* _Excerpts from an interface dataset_
↓

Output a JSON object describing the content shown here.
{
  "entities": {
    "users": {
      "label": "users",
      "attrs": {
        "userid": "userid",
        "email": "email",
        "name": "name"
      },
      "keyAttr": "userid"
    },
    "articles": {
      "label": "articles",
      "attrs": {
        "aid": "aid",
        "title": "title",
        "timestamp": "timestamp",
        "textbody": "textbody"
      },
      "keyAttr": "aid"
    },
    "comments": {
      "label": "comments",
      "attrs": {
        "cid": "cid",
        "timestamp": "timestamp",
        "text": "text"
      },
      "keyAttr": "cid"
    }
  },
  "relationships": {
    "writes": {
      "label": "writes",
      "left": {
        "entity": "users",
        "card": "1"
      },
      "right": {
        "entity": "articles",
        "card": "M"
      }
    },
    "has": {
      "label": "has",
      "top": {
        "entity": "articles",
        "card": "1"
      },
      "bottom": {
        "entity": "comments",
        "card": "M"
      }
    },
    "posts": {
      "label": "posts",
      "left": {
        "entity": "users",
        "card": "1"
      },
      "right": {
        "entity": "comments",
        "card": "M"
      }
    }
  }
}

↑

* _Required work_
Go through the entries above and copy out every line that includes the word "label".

* _The answer_
      "label": "users",
      "label": "articles",
      "label": "comments",
      "label": "writes",
      "label": "has",
      "label": "posts",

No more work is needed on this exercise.